I was just thinking about gifts. Christmas just passed and all the while leading up to it, there were talk of gifts and one of the most awkward questions I hear every year, “what would you like for your gift?” I’ve never easily answered this question – well maybe as a kid I asked for chocolate or stuffed animals – but in my more mature years, I’ve never felt comfortable asking anyone for gifts. It feels too much like some superficial exchange, a thoughtless Secret Santa.

The earth gives to us every moment. My mother gives to me each and every day. What more could I possibly ask of her, especially during a time that has become the prime celebration of commodification?

Still, pushed by the Gregorian calendar, deafening carols, and family wishlists, I give in to the season, tricking myself into thinking I could make someone happy with a dishcloth, when I could be doing the dishes; dumplings, when I could be cooking dinner; books, when we could be making stories worth writing; and money, when we could be building common wealth.

There’s just something that doesn’t sit right with me. It’s as if these gifts are slowly cutting off my relationships instead of creating them. It strips away my attention, time, and care into scraps of gift wrap and loose ribbons. Gifts are made every day, but many are received without appreciation. I think if I understand and take time to be thankful for all the gifts I receive, I can truly give back meaningfully. Because I want to give back. To my mom, my partner, the land, the trees, and all the critters in between.

slow down

Slow down, breathe deep, and look around. What can you hear? What do you see? How do you feel?

…forests matter at a more fundamental level than most of us realize.
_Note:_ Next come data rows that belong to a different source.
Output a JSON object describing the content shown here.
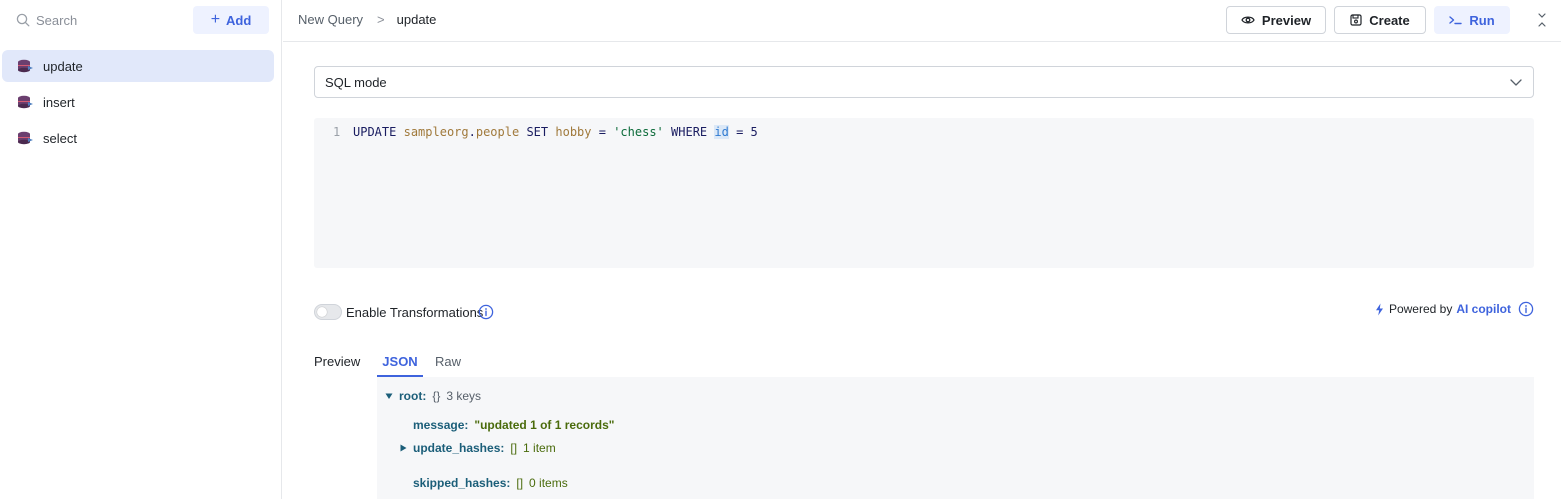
{
  "sidebar": {
    "search": {
      "placeholder": "Search"
    },
    "add_label": "Add",
    "queries": [
      {
        "label": "update",
        "active": true
      },
      {
        "label": "insert",
        "active": false
      },
      {
        "label": "select",
        "active": false
      }
    ]
  },
  "header": {
    "breadcrumb_root": "New Query",
    "breadcrumb_separator": ">",
    "breadcrumb_current": "update",
    "preview_label": "Preview",
    "create_label": "Create",
    "run_label": "Run"
  },
  "editor": {
    "mode_label": "SQL mode",
    "line_number": "1",
    "tokens": {
      "t1": "UPDATE",
      "t2": "sampleorg",
      "t3": ".",
      "t4": "people",
      "t5": "SET",
      "t6": "hobby",
      "t7": "=",
      "t8": "'chess'",
      "t9": "WHERE",
      "t10": "id",
      "t11": "=",
      "t12": "5"
    }
  },
  "transformations": {
    "label": "Enable Transformations",
    "enabled": false
  },
  "copilot": {
    "prefix": "Powered by",
    "link": "AI copilot"
  },
  "preview": {
    "label": "Preview",
    "tabs": {
      "json": "JSON",
      "raw": "Raw"
    },
    "json": {
      "root_key": "root:",
      "root_brace": "{}",
      "root_meta": "3 keys",
      "message_key": "message:",
      "message_value": "\"updated 1 of 1 records\"",
      "update_key": "update_hashes:",
      "update_brace": "[]",
      "update_meta": "1 item",
      "skipped_key": "skipped_hashes:",
      "skipped_brace": "[]",
      "skipped_meta": "0 items"
    }
  },
  "colors": {
    "accent": "#3e63dd",
    "active_item_bg": "#e1e8fa",
    "run_button_bg": "#eef2ff"
  },
  "icons": {
    "search": "search-icon",
    "add": "plus-icon",
    "query": "database-icon",
    "preview": "eye-icon",
    "create": "save-icon",
    "run": "terminal-icon",
    "collapse": "collapse-icon",
    "select": "chevron-down-icon",
    "info": "info-icon",
    "copilot": "lightning-icon"
  }
}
– Peter Wohlleben, Introduction to the English Edition in The Hidden Life of Trees, xi

Forests and mountains never cease to amaze me. When I think about the mountains I’ve clambered across and the trees that have sheltered me, I think, “if only I could stay here – if only this was home.”

What I like about these questions is that they could take place at any instance, anywhere. Whether we’re hammering away in dingy cubical at work, blazing a trail through a snowy forest, or wiggling through crowds of people, we should “slow down,” wonder why we aren’t at peace like the trees in the forest, and act in ways so we can be.

becoming indigenous

becoming indigenous to a place means living as if your children’s future mattered, to take care of the land as if our lives, both material and spiritual, depended on it… our relationship with the land cannot heal until we hear its stories

– Robin Wall Kimmerer, Braiding Sweetgrass, 9

As someone born and raised in bustling cities, how can we take care of the land in our concrete, steel, and glass towers? We dare not even touch the earth, as asphalt rolls and sizzles at our feet. Inside hulking, chortling machines, we make our way to fluorescent square footage, where we go about our “work” – not to heal the ground, but to exploit it. We are everything but indigenous. We are foreign and strive to be alien.

I am detached, but I want to be joined.